Brief:
What is the number of lines in the records that contain "있습니다"? Give only that number.

---*---

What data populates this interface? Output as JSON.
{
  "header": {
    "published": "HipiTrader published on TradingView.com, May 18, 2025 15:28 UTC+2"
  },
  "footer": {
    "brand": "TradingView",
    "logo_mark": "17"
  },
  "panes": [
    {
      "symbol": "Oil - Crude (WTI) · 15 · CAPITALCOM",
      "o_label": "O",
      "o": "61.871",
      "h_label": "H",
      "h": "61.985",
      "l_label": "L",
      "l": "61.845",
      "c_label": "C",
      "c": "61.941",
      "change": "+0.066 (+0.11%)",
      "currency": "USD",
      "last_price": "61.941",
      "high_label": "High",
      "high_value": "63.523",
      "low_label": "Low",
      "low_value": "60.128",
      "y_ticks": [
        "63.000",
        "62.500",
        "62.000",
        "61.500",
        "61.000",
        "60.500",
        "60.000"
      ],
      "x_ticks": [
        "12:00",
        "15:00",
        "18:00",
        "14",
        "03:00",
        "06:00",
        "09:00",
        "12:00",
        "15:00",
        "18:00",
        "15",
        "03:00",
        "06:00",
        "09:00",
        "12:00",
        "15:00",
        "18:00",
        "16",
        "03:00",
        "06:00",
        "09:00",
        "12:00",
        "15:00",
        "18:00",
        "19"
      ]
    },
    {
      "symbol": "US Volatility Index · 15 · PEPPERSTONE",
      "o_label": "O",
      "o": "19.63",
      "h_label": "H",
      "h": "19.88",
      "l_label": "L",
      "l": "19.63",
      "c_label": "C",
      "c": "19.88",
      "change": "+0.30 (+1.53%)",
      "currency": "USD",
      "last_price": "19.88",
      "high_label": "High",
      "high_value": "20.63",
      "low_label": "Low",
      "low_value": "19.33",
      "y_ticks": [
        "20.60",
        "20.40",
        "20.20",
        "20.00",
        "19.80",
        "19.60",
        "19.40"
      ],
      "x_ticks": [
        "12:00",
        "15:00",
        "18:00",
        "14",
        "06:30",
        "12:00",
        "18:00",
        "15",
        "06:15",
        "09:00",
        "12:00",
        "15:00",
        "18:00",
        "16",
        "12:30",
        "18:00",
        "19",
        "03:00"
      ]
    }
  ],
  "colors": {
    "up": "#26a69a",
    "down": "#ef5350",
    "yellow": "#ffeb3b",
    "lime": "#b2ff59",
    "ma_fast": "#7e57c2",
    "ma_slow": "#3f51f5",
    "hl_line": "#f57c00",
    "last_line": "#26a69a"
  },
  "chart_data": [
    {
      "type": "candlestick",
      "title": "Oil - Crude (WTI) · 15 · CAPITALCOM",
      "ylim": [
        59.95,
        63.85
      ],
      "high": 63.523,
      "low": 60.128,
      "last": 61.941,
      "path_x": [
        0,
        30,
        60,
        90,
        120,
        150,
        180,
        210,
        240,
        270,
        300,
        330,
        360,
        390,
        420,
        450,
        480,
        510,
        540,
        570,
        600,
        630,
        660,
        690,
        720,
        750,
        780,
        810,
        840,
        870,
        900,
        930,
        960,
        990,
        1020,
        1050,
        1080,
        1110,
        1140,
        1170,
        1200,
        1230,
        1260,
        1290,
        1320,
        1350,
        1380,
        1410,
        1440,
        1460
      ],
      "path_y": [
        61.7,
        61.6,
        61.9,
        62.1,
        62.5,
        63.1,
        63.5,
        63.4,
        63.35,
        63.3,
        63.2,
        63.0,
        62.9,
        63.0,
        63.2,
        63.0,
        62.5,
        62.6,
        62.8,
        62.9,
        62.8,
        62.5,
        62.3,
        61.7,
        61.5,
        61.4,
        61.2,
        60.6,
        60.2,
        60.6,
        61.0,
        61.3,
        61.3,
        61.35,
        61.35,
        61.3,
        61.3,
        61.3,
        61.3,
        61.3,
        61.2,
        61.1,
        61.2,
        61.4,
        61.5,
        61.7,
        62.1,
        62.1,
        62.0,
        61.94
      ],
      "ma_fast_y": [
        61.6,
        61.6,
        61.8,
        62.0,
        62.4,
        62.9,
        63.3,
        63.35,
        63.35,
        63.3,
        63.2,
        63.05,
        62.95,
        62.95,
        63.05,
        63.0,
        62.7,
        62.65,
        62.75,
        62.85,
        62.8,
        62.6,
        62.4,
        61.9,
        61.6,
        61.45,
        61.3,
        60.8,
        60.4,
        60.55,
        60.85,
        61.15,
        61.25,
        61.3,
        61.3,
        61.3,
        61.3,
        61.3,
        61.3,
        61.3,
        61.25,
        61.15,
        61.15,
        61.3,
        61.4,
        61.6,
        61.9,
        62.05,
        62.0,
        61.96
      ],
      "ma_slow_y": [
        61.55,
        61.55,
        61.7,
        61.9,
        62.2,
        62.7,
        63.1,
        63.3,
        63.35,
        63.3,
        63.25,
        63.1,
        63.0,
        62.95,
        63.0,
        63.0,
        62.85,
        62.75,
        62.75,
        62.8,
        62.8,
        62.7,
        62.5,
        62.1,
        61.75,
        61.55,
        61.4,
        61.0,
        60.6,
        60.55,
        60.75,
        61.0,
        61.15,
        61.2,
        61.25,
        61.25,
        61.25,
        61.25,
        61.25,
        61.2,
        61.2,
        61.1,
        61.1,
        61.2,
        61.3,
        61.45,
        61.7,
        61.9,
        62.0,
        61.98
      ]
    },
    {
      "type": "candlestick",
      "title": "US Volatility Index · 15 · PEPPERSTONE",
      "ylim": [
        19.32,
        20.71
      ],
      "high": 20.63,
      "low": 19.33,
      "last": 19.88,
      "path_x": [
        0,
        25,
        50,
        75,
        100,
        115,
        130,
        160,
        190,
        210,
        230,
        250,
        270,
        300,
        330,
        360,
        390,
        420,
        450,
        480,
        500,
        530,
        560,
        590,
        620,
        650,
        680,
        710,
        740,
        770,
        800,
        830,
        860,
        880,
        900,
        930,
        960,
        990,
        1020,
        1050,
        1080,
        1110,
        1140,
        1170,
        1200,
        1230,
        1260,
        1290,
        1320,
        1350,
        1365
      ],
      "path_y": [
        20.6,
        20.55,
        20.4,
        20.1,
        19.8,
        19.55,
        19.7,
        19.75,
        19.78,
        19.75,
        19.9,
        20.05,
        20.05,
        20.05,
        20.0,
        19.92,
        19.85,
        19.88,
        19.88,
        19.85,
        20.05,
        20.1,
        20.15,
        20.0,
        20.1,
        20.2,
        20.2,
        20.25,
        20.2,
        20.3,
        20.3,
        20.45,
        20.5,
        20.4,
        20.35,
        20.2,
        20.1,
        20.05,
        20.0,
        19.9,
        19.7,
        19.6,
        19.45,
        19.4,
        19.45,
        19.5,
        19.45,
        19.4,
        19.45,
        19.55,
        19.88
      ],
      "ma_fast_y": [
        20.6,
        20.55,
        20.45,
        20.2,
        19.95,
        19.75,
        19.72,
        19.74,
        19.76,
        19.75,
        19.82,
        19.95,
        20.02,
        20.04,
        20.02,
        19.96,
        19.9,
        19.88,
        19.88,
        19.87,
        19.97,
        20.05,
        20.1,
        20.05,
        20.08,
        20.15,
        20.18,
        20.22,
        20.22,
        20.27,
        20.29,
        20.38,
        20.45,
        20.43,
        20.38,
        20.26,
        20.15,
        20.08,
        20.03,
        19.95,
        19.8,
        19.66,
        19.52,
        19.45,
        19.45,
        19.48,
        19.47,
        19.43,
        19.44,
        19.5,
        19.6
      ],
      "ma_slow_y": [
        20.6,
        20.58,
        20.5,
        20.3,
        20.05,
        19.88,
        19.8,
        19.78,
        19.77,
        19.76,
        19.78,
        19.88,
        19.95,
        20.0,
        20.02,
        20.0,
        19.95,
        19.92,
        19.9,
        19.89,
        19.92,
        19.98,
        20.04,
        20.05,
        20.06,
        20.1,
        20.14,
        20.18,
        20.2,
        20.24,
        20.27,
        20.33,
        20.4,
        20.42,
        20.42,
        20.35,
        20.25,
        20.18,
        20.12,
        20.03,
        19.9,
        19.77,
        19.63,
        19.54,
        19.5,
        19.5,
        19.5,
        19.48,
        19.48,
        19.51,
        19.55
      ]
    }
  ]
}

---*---

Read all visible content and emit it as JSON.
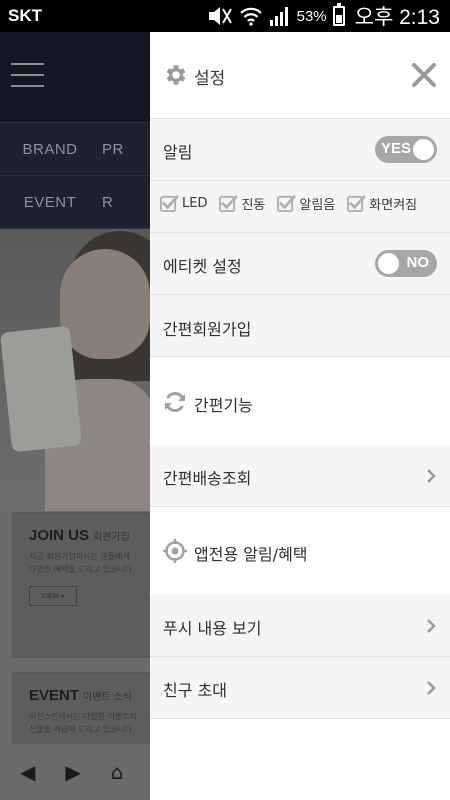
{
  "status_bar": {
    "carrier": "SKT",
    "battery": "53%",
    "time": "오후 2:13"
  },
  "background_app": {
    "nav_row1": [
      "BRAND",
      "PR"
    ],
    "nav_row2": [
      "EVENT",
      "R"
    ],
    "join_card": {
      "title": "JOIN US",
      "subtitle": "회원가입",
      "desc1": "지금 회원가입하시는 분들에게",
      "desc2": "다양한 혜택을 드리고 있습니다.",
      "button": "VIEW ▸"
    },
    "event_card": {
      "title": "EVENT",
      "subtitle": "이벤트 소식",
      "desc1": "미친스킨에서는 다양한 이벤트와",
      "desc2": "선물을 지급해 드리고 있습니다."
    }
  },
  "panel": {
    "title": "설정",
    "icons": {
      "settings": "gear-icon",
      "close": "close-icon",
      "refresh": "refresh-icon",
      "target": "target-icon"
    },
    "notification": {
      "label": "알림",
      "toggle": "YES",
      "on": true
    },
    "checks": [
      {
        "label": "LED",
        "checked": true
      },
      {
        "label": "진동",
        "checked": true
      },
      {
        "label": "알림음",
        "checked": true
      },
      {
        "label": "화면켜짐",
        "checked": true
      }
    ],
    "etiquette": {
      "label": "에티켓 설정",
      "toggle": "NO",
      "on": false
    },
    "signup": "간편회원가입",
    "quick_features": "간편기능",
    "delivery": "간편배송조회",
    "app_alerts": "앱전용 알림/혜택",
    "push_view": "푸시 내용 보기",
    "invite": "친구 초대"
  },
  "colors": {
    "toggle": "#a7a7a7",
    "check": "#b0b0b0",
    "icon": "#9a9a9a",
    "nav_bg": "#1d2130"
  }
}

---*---

Your response:
2